5 Workout Tips From an ABT Dancer Who's Also a Personal Trainer
When Thomas Forster isn't in the gym doing his own workout, he's often coaching his colleagues.
Two years ago, the American Ballet Theatre soloist got a personal training certification from the National Academy of Sports Medicine. Now he trains fellow ABT members and teaches the ABT Studio Company a strength and conditioning class alongside fellow ABT soloist Roman Zhurbin.
He shared five of his top tips for getting into top shape.
Marty Sohl, courtesy ABT
Most Dancers Need Extra Cardio to Get Through Choreography
"Ballet class doesn't give you great stamina," he says, "so you need to do something else to really build that so when you have to do a variation that's 15 minutes long and you're absolutely exhausted, your body can handle it."
Exercises Don't Need to Be Complicated to Get Results
For workouts, Forster typically combines body-weight and cardio exercises that target multiple muscle groups. He believes that even simple exercises like mountain climbers can be effective as part of a high-intensity interval session. For an extra challenge, he'll add a resistance band to movements like squats or lateral walks.
Study Anatomy To Gain a Deeper Understand of How You Move
Since becoming a trainer, Forster has not only been rewarded with improved strength and endurance in his dancing, but also a deeper understanding of his body. "I gained a greater knowledge of the muscles and how they interconnect," he says, mentioning that he's now more aware of his alignment, which helps him avoid injury. "The human body is absolutely amazing."
Recovery Is Just As Important As Working Out
"A really cold shower or cold plunges seem to really help my body fight inflammation," he says.
Do This Every Day:
Forster says dancers should perform this stretch every day—it targets all the major muscle groups and improves mobility in your hips, shoulders and thoracic spine.
- Step your right foot forward into a lunge, with the knee bent at a 90-degree angle.

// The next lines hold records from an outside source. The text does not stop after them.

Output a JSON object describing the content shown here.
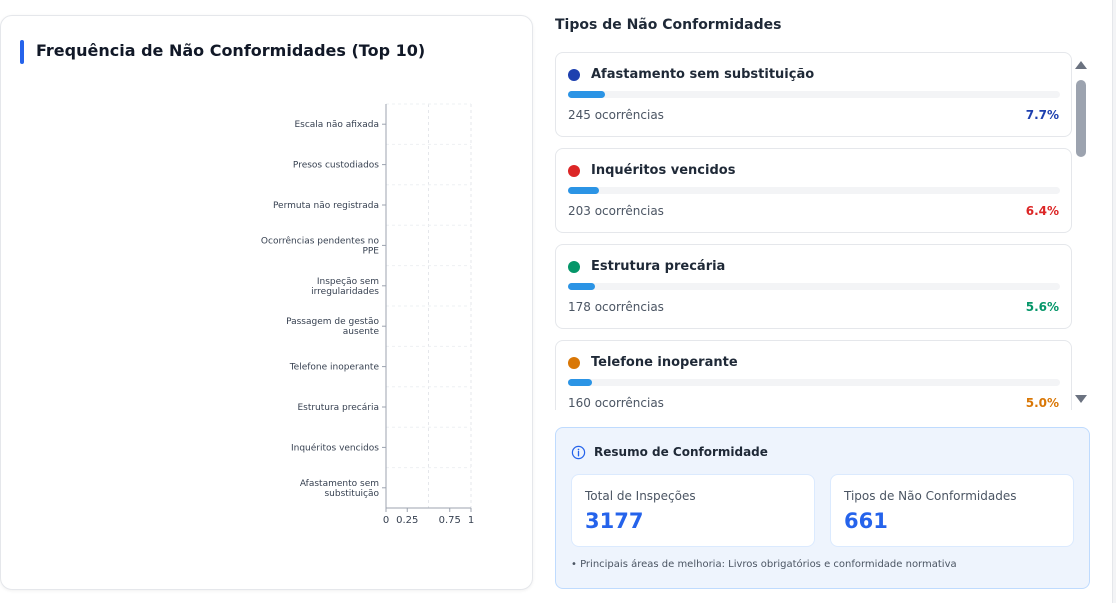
{
  "left_panel": {
    "title": "Frequência de Não Conformidades (Top 10)"
  },
  "chart_data": {
    "type": "bar",
    "orientation": "horizontal",
    "categories": [
      "Escala não afixada",
      "Presos custodiados",
      "Permuta não registrada",
      "Ocorrências pendentes no PPE",
      "Inspeção sem irregularidades",
      "Passagem de gestão ausente",
      "Telefone inoperante",
      "Estrutura precária",
      "Inquéritos vencidos",
      "Afastamento sem substituição"
    ],
    "category_lines": [
      [
        "Escala não afixada"
      ],
      [
        "Presos custodiados"
      ],
      [
        "Permuta não registrada"
      ],
      [
        "Ocorrências pendentes no",
        "PPE"
      ],
      [
        "Inspeção sem",
        "irregularidades"
      ],
      [
        "Passagem de gestão",
        "ausente"
      ],
      [
        "Telefone inoperante"
      ],
      [
        "Estrutura precária"
      ],
      [
        "Inquéritos vencidos"
      ],
      [
        "Afastamento sem",
        "substituição"
      ]
    ],
    "values": [],
    "xlim": [
      0,
      1
    ],
    "x_ticks": [
      "0",
      "0.25",
      "0.75",
      "1"
    ],
    "x_tick_values": [
      0,
      0.25,
      0.75,
      1
    ],
    "grid_ticks": [
      0,
      0.5,
      1
    ],
    "grid": true,
    "legend": "none"
  },
  "right_panel": {
    "title": "Tipos de Não Conformidades",
    "items": [
      {
        "name": "Afastamento sem substituição",
        "count": "245 ocorrências",
        "percent": "7.7%",
        "share": 0.077,
        "color": "#1e40af"
      },
      {
        "name": "Inquéritos vencidos",
        "count": "203 ocorrências",
        "percent": "6.4%",
        "share": 0.064,
        "color": "#dc2626"
      },
      {
        "name": "Estrutura precária",
        "count": "178 ocorrências",
        "percent": "5.6%",
        "share": 0.056,
        "color": "#059669"
      },
      {
        "name": "Telefone inoperante",
        "count": "160 ocorrências",
        "percent": "5.0%",
        "share": 0.05,
        "color": "#d97706"
      }
    ],
    "bar_color": "#2b94e5"
  },
  "summary": {
    "title": "Resumo de Conformidade",
    "total_label": "Total de Inspeções",
    "total_value": "3177",
    "types_label": "Tipos de Não Conformidades",
    "types_value": "661",
    "note": "• Principais áreas de melhoria: Livros obrigatórios e conformidade normativa"
  }
}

Your left leg should be straight behind you.
- Place your left hand next to the inside of your right foot.
- Twist your upper body toward your knee and reach your right arm up toward the sky.

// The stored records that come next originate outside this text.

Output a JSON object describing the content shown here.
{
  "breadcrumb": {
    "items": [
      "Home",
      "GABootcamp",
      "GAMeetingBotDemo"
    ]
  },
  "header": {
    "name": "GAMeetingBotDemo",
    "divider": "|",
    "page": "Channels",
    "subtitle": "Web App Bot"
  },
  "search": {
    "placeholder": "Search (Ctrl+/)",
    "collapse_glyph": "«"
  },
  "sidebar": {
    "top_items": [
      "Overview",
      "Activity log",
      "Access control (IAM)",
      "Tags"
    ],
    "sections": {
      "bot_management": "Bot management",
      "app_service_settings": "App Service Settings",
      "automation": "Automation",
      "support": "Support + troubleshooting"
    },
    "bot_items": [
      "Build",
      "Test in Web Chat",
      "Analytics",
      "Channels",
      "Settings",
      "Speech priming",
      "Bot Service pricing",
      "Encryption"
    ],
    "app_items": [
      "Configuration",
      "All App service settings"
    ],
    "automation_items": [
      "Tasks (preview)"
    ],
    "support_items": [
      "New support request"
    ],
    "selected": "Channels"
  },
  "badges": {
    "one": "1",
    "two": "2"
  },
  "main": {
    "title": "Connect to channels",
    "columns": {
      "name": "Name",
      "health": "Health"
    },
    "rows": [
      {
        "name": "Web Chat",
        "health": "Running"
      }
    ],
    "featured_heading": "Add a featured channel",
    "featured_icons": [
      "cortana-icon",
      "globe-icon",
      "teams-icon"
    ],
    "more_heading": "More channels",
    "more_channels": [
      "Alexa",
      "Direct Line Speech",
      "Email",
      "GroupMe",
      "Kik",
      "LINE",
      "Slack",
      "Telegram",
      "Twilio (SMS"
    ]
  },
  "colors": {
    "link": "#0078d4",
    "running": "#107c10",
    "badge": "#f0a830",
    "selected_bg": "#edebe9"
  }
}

- Repeat on the opposite side.
- The Best Boutique Fitness Classes for Dancers - Dance Magazine ›
- Joel Prouty, Trainer to the (Ballet) Stars - Dance Magazine ›
Most people may know Derek Dunn for his impeccable turns and alluring onstage charisma. But the Boston Ballet principal dancer is just as charming offstage, whether he's playing with his 3-year-old miniature labradoodle or working in the studio. Dance Magazine recently spent the day with Dunn as he prepared for his debut as Albrecht in the company's upcoming run of Giselle.

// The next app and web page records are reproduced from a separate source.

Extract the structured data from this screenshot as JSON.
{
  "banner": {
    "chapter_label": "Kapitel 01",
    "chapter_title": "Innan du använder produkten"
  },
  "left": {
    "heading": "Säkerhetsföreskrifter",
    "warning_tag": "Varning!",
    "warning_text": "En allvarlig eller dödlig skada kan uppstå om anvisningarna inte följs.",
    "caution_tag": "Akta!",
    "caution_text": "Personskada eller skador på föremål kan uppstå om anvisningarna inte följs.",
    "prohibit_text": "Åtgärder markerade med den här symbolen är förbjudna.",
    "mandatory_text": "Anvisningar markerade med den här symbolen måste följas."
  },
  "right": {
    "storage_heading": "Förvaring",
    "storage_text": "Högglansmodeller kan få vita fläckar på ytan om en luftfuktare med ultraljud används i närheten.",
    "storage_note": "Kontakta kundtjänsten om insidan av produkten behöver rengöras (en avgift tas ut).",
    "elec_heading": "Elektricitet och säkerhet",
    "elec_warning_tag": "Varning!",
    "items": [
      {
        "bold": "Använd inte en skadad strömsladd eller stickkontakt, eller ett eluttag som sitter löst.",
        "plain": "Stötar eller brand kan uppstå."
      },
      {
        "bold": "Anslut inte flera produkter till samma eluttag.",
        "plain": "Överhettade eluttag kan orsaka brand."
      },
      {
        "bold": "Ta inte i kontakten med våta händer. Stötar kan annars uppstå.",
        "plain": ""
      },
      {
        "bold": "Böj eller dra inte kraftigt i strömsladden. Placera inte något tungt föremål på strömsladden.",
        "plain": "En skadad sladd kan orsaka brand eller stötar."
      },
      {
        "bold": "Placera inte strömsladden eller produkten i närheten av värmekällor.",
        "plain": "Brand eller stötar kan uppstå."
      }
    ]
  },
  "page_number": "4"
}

You know compelling musicality when you see it. But how do you cultivate it? It's not as elusive as it might seem. Musicality, like any facet of dance, can be developed and honed over time—with dedicated, detailed practice. At its most fundamental, it's "respect for the music, that this is your partner," says Kate Linsley, academy principal of the School of Nashville Ballet.
Just four years ago, the University of Southern California's Glorya Kaufman School of Dance welcomed its first class of BFA students. The program—which boasts world-class faculty and a revolutionary approach to training focused on collaboration and hybridity—immediately established itself as one of the country's most prestigious and most innovative.
Now, the first graduating class is entering the dance field. Here, six of the 33 graduates share what they're doing post-grad, what made their experience at USC Kaufman so meaningful and how it prepared them for their next steps:
Notable dancer and beloved teacher, Ross Parkes, 79, passed away on August 5, 2019 in New York City. He was a founding faculty member at Taipei National University of the Arts in Taiwan, where he taught from 1984 to 2006. Lin Hwai-min, artistic director of Cloud Gate Dance Theater, said: "He nurtured two generations of dancers in Taiwan, and his legacy will continue."
About his dancing, Tonia Shimin, professor emerita at UC Santa Barbara and producer of Mary Anthony: A Life in Modern Dance, said this: "He was an exquisite, eloquent dancer who inhabited his roles completely."